Problem ▸ Only the lines that hold "this" should be in the answer, each copied from the data below.

--- Stored data ---

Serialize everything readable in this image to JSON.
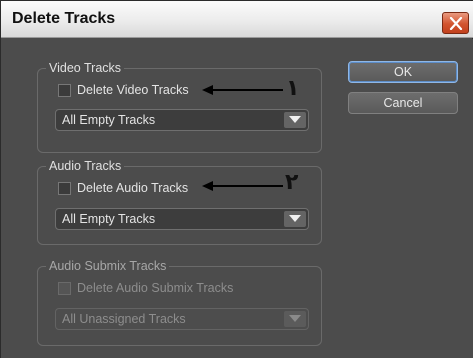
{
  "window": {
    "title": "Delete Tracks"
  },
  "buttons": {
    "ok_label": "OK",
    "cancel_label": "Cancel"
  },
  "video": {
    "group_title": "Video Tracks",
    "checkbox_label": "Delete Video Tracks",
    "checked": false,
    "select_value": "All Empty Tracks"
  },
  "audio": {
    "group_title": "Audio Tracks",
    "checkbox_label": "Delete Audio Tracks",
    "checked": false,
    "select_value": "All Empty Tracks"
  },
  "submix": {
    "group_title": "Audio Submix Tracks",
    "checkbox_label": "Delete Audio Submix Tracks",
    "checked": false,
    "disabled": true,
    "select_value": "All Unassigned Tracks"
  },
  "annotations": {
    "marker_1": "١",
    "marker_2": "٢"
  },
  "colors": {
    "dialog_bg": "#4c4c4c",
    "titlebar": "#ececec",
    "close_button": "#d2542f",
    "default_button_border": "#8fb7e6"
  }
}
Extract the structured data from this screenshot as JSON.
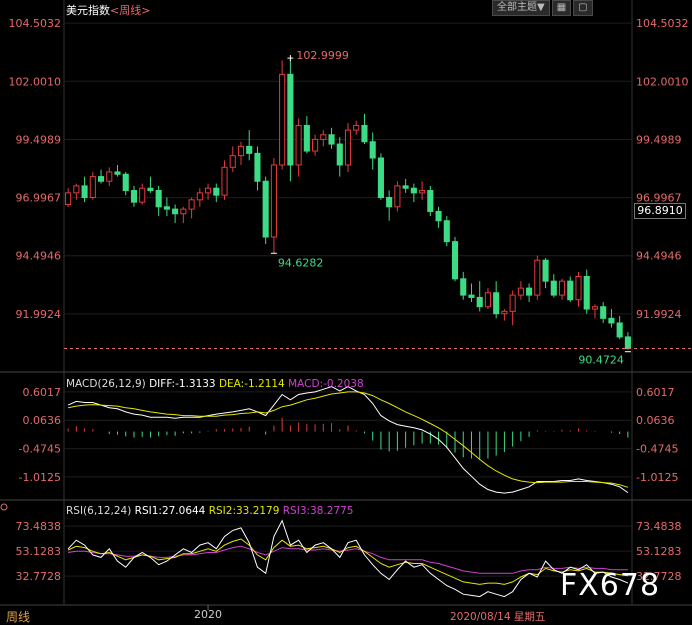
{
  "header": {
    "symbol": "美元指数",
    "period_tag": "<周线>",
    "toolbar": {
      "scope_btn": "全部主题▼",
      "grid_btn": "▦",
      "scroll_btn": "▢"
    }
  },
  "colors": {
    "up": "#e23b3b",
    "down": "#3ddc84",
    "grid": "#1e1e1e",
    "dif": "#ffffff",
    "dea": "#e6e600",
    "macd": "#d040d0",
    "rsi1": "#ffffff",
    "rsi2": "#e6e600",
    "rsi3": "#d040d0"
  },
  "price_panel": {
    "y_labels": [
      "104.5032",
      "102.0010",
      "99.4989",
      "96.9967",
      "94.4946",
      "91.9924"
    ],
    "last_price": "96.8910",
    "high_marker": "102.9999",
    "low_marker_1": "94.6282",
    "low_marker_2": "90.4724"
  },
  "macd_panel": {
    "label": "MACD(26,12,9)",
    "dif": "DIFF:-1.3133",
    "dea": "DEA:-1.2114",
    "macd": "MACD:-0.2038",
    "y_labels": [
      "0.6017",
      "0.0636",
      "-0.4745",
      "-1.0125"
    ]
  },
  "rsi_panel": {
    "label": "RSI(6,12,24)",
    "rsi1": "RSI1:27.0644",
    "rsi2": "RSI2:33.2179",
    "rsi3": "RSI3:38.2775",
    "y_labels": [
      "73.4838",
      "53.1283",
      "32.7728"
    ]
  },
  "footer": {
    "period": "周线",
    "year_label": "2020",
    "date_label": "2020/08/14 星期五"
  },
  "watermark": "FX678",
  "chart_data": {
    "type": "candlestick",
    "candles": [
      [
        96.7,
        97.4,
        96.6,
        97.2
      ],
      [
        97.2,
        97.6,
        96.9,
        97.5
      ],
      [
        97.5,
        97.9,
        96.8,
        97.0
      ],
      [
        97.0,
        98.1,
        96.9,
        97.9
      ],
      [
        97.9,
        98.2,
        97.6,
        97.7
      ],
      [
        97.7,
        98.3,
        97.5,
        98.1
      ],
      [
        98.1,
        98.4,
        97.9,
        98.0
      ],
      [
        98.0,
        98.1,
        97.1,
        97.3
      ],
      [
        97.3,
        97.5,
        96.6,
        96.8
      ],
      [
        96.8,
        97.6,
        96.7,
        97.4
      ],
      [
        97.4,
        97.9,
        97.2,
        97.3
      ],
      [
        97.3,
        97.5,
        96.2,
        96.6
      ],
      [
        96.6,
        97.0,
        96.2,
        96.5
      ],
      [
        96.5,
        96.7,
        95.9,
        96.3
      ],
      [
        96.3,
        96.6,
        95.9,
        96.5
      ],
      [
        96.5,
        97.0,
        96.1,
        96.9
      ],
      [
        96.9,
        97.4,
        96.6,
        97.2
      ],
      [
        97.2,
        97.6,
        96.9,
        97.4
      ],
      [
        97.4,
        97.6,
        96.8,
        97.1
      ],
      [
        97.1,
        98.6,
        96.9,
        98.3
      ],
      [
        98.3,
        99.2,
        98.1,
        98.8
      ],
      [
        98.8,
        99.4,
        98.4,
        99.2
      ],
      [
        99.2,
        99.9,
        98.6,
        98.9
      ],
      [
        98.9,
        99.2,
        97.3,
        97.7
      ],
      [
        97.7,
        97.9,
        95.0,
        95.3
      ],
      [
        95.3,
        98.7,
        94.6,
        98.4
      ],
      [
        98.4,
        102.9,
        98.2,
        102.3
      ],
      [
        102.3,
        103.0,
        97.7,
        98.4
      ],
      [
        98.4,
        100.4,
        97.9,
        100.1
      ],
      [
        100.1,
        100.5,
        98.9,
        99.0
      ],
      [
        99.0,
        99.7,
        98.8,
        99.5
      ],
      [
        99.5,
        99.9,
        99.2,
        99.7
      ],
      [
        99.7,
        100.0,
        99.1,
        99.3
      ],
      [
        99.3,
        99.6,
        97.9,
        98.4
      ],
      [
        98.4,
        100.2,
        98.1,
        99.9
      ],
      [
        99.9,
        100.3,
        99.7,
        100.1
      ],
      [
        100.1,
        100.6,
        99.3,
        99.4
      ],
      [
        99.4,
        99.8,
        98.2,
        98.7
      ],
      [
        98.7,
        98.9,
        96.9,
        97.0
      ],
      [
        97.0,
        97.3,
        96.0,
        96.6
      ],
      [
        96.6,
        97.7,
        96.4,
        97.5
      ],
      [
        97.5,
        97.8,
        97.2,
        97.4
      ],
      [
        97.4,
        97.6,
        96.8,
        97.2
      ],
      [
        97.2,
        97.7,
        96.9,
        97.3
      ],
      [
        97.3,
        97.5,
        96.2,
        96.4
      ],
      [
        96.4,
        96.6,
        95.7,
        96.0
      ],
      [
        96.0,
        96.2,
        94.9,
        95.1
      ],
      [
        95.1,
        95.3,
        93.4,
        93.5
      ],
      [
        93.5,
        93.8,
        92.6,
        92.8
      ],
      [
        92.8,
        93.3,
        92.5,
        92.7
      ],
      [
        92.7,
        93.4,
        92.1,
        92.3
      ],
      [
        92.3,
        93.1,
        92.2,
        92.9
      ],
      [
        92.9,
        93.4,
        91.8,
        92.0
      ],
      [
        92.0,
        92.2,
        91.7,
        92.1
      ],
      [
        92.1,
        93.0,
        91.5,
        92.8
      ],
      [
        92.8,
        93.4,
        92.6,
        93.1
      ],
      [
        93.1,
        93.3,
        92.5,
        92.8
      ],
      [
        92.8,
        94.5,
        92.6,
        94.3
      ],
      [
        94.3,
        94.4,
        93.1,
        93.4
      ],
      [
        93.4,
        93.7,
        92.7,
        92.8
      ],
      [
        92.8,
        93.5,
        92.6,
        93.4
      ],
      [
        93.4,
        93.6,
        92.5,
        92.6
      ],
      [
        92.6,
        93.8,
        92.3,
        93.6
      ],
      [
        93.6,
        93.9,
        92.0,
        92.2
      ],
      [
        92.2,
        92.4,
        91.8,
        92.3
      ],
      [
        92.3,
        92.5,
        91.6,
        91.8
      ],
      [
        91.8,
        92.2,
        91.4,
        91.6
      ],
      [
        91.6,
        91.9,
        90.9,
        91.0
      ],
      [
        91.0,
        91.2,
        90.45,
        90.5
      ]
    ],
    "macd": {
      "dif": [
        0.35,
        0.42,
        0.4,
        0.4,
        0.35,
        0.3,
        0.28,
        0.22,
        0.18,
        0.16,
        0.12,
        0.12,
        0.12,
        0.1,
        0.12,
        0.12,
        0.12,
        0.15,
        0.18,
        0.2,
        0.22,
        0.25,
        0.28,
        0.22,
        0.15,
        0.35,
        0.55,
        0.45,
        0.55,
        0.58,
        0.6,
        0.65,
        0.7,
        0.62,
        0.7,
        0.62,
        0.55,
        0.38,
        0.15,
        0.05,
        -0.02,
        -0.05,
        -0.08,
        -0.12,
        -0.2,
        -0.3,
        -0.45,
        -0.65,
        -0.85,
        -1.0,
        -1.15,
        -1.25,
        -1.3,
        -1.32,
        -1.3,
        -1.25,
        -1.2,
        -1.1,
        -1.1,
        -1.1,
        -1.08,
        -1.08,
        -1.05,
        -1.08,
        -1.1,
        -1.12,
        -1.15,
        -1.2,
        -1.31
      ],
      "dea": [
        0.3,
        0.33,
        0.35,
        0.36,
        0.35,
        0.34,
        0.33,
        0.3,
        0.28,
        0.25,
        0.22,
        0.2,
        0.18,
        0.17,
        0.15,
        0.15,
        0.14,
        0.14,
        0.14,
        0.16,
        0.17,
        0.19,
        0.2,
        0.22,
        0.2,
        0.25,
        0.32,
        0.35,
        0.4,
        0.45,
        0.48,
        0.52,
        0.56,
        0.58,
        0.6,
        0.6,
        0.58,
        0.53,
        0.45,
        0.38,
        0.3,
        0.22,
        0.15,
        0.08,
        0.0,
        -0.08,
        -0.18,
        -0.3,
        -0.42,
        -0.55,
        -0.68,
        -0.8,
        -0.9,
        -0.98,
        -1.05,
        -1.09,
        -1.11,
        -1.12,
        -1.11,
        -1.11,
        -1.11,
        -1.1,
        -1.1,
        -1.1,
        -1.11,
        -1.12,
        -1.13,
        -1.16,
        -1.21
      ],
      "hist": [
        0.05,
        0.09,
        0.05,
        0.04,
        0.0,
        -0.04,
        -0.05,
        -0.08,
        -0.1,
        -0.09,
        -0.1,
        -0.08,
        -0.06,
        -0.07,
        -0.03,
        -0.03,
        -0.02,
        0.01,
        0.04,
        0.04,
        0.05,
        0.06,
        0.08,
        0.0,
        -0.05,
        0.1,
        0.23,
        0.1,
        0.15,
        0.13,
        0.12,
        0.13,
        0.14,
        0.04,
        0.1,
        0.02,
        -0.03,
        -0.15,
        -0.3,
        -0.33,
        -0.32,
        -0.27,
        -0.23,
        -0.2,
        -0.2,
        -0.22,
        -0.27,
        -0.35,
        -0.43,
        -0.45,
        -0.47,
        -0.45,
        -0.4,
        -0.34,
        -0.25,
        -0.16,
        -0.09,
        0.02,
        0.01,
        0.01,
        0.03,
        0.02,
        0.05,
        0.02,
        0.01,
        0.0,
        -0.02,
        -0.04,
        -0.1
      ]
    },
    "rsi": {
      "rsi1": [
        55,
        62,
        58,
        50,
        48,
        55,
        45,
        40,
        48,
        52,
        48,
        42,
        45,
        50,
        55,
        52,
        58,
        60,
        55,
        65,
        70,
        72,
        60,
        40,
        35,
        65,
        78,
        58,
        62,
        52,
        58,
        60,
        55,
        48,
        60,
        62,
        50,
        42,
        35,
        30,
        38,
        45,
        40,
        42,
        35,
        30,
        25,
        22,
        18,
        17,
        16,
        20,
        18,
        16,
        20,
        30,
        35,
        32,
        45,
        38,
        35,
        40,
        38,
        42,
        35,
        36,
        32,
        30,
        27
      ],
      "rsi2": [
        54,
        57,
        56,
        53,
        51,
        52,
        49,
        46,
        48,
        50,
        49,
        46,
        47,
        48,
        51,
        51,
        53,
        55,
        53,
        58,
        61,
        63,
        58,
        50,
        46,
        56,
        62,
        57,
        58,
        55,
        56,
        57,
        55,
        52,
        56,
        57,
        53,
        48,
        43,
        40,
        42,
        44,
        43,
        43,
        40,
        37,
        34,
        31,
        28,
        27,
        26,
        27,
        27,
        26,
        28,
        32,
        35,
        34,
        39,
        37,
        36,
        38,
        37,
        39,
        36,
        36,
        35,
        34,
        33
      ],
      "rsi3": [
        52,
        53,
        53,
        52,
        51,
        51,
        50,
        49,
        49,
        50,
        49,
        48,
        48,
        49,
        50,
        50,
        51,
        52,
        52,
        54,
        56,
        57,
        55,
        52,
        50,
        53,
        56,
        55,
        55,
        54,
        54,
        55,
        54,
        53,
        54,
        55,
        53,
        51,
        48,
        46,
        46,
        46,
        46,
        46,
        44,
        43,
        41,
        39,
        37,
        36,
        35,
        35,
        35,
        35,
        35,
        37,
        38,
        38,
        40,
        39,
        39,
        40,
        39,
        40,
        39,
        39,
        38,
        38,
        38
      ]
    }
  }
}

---

Written answer ▸
Serialize everything readable in this image to JSON.
Extract the structured data from this screenshot as JSON.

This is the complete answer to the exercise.